For Immediate Release

News Service Contact: Mary Jo Curtis

Through May 1

John Carter Brown Library hosts Plants and Publications exhibition

The John Carter Brown Library is hosting a new exhibition, Plants and Publications from the New World: 1492-1825, through May 1, 2003, in the library’s MacMillan Reading Room. The display features botanical observations made by some of the earliest European travelers to America. The exhibit is free and open to the public.

PROVIDENCE, R.I. — From the time of their arrival in the Americas, European explorers, soldiers, priests and seafarers sent home accounts and specimens of the environment they found in the New World.

A selection of the botanical observations documented by some of these earliest travelers is on display in Plants and Publications from the New World: 1492-1825 through May 1, 2003, in the MacMillan Reading Room of the John Carter Brown Library. Anita Cavagnaro Been, who prepared the library’s 1998 exhibition on the fauna described by 18th-century European observers, also selected the pieces for this exhibition.

Editors: A digital illustration from the exhibition is available from the News Service.


Yellow Lady Slipper
This drawing of the Yellow Lady Slipper is from Canadensium plantarum, by Jacques Philippe Cornut (Paris, 1635), one of the earliest books about North American plants. Cornut never visited America, but he received New World seeds and plants for his botanical garden in Paris. He provided the first description in a European book of approximately 30 previously unknown species.
[Photo: John Carter Brown Library]

Many reports from early travelers and explorers featured personal observations of the natural environment they encountered and of the plant specimens they had collected.

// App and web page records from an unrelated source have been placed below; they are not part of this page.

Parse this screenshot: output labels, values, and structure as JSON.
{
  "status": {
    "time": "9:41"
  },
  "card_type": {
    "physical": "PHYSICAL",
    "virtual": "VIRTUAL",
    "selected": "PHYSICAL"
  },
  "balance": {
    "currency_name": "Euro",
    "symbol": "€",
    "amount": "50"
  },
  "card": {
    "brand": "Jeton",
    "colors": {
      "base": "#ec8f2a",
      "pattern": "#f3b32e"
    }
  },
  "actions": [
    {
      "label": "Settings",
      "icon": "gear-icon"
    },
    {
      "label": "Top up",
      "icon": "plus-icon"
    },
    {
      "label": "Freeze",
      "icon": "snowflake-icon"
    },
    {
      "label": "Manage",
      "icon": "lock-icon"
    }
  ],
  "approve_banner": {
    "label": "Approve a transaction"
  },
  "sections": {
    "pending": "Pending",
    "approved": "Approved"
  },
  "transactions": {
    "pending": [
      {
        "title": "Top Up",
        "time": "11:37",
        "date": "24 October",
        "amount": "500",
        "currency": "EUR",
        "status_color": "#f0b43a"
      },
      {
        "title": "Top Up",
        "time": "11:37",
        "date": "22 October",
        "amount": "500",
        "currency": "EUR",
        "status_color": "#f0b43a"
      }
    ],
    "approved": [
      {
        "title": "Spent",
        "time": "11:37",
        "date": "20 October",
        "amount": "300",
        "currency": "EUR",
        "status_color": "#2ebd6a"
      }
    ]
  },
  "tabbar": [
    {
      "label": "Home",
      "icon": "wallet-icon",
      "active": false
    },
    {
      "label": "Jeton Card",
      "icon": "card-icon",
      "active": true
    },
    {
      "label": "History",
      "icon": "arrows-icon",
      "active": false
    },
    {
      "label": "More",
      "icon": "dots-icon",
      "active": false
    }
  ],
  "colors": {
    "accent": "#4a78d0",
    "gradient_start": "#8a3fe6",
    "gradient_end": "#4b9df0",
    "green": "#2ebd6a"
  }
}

Today their writings offer valuable information to environmental historians and afford a remarkable look at the Americas before settlement and exploitation by Europeans.

Although their interest in natural history – and the desire to write about it – was usually secondary to another vocation, settlers from numerous professions wrote on the subject with the financial support of patrons at home, scientific societies, churches, business connections, national governments and, often, their own pocketbooks. Promotional natural histories were written to attract new settlers and investors to the New World, but for most readers of the time, these accounts of personal observations of the New World were of interest in and of themselves.

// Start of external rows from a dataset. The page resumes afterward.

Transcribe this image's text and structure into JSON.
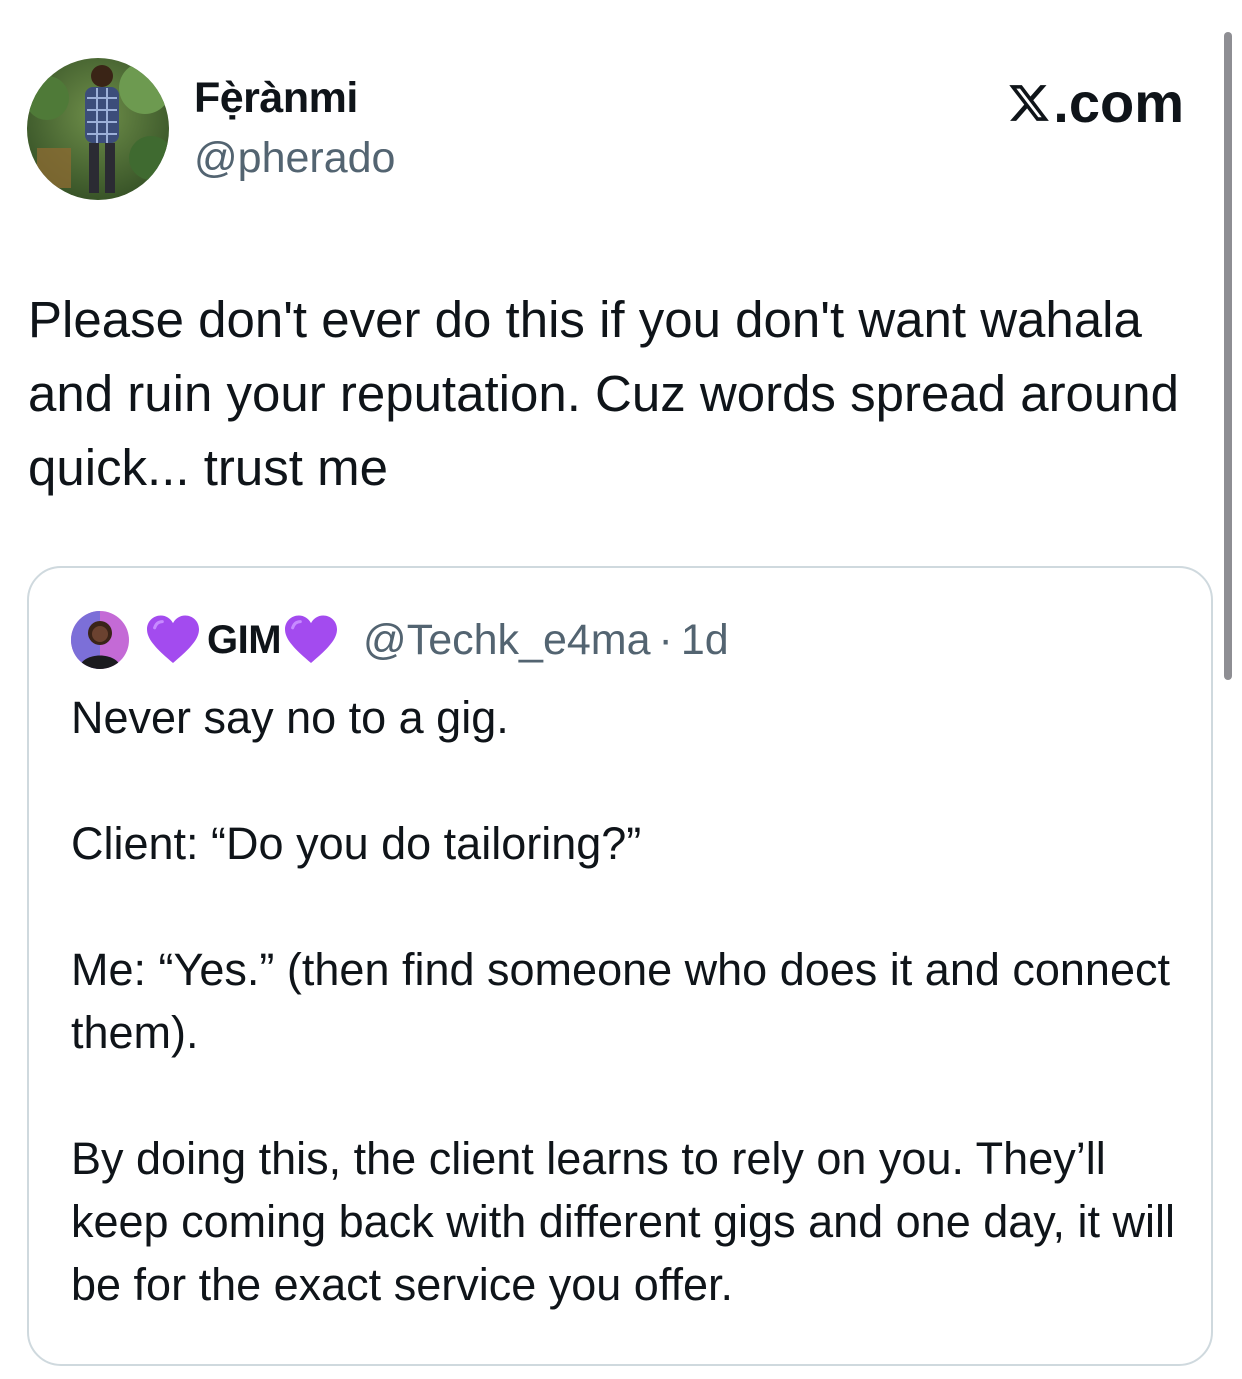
{
  "tweet": {
    "author": {
      "display_name": "Fẹ̀rànmi",
      "handle": "@pherado",
      "avatar_icon": "profile-photo-icon"
    },
    "brand": {
      "label": ".com",
      "logo_icon": "x-logo-icon"
    },
    "text_lines": [
      "Please don't ever do this if you don't want wahala and ruin your reputation. Cuz words spread around quick... trust me"
    ],
    "quoted": {
      "avatar_icon": "profile-photo-icon",
      "name_prefix_icon": "purple-heart-icon",
      "name": "GIM",
      "name_suffix_icon": "purple-heart-icon",
      "handle": "@Techk_e4ma",
      "separator": "·",
      "time": "1d",
      "paragraphs": [
        "Never say no to a gig.",
        "Client: “Do you do tailoring?”",
        "Me: “Yes.” (then find someone who does it and connect them).",
        "By doing this, the client learns to rely on you. They’ll keep coming back with different gigs and one day, it will be for the exact service you offer."
      ]
    }
  },
  "colors": {
    "text_primary": "#0f1419",
    "text_secondary": "#536471",
    "border": "#cfd9de",
    "heart": "#a34bef"
  }
}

Many ethnobotanical accounts described the use of plants by native peoples and introduced new medicinal plants and practices to 16th-century European physicians. Although reports of arrow poisons, magic, religious ritual and psychoactive substances were denounced by clerics and others, certain medicinal plants and herbal remedies were incorporated into colonial pharmacology and gained European acceptance.

The John Carter Brown Library expects to publish the catalog for Anita Been’s 1998 exhibition, Animals & Authors in the Eighteenth-Century Americas: A Hemispheric Look at the Writing of Natural History, this year. The catalog of the current exhibition on the study of botany in the early Americas will be published as a sequel.

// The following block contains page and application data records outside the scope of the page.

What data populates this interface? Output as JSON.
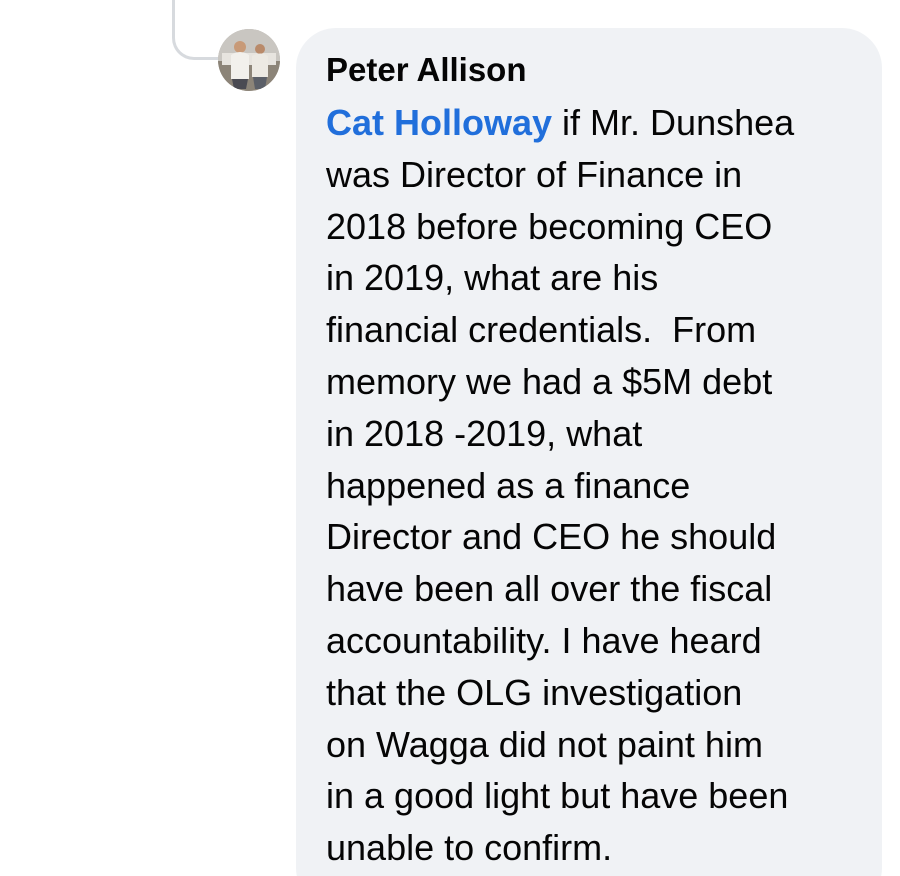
{
  "comment": {
    "author": "Peter Allison",
    "mention": "Cat Holloway",
    "first_line_rest": " if Mr. Dunshea",
    "lines": [
      "was Director of Finance in",
      "2018 before becoming CEO",
      "in 2019, what are his",
      "financial credentials.  From",
      "memory we had a $5M debt",
      "in 2018 -2019, what",
      "happened as a finance",
      "Director and CEO he should",
      "have been all over the fiscal",
      "accountability. I have heard",
      "that the OLG investigation",
      "on Wagga did not paint him",
      "in a good light but have been",
      "unable to confirm."
    ]
  },
  "colors": {
    "bubble_background": "#f0f2f5",
    "mention_link": "#216fdb",
    "text": "#050505",
    "thread_connector": "#d7dade"
  }
}
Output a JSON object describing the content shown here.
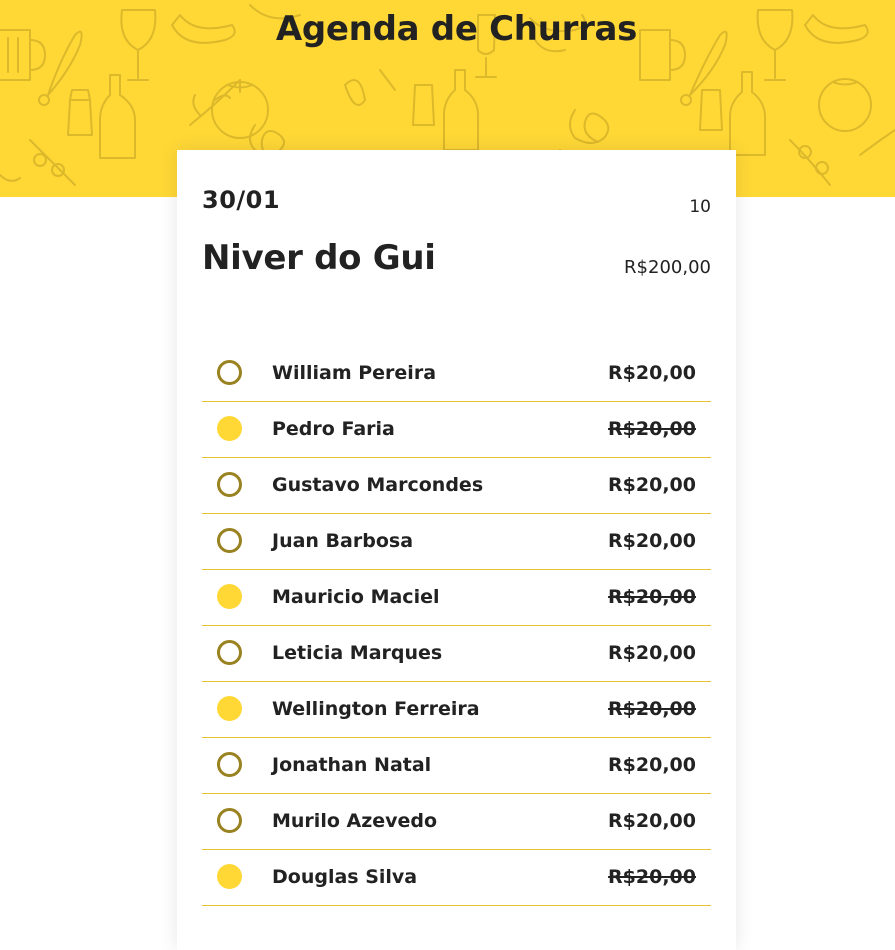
{
  "header": {
    "title": "Agenda de Churras",
    "background_color": "#FFD836",
    "pattern_icons": [
      "beer-mug-icon",
      "wine-glass-icon",
      "sausage-icon",
      "chicken-leg-icon",
      "salt-shaker-icon",
      "bottle-icon",
      "tomato-icon",
      "pretzel-icon",
      "herb-icon",
      "olive-icon"
    ]
  },
  "event": {
    "date": "30/01",
    "participant_count": "10",
    "name": "Niver do Gui",
    "total": "R$200,00"
  },
  "colors": {
    "accent": "#FFD836",
    "unpaid_ring": "#998220",
    "divider": "#E5C231",
    "text": "#222222"
  },
  "participants": [
    {
      "name": "William Pereira",
      "amount": "R$20,00",
      "paid": false
    },
    {
      "name": "Pedro Faria",
      "amount": "R$20,00",
      "paid": true
    },
    {
      "name": "Gustavo Marcondes",
      "amount": "R$20,00",
      "paid": false
    },
    {
      "name": "Juan Barbosa",
      "amount": "R$20,00",
      "paid": false
    },
    {
      "name": "Mauricio Maciel",
      "amount": "R$20,00",
      "paid": true
    },
    {
      "name": "Leticia Marques",
      "amount": "R$20,00",
      "paid": false
    },
    {
      "name": "Wellington Ferreira",
      "amount": "R$20,00",
      "paid": true
    },
    {
      "name": "Jonathan Natal",
      "amount": "R$20,00",
      "paid": false
    },
    {
      "name": "Murilo Azevedo",
      "amount": "R$20,00",
      "paid": false
    },
    {
      "name": "Douglas Silva",
      "amount": "R$20,00",
      "paid": true
    }
  ]
}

The John Carter Brown Library is an independently funded and administered institution for advanced research in the humanities, located at Brown University since 1901. The Library houses one of the world's outstanding collections of books, maps, and manuscripts relating to the colonial period of the Americas, North and South, from 1492 to ca. 1825. The library offers fellowships, sponsors lectures and conferences, regularly mounts exhibitions for the public, and publishes catalogues, bibliographies, facsimiles and other works that interpret the Library's holdings. The library is open 8:30 a.m. to 5 p.m. Monday through Friday and 9 a.m. to noon Saturday. For more information, call (401) 863-1262 or visit www.JCBL.org.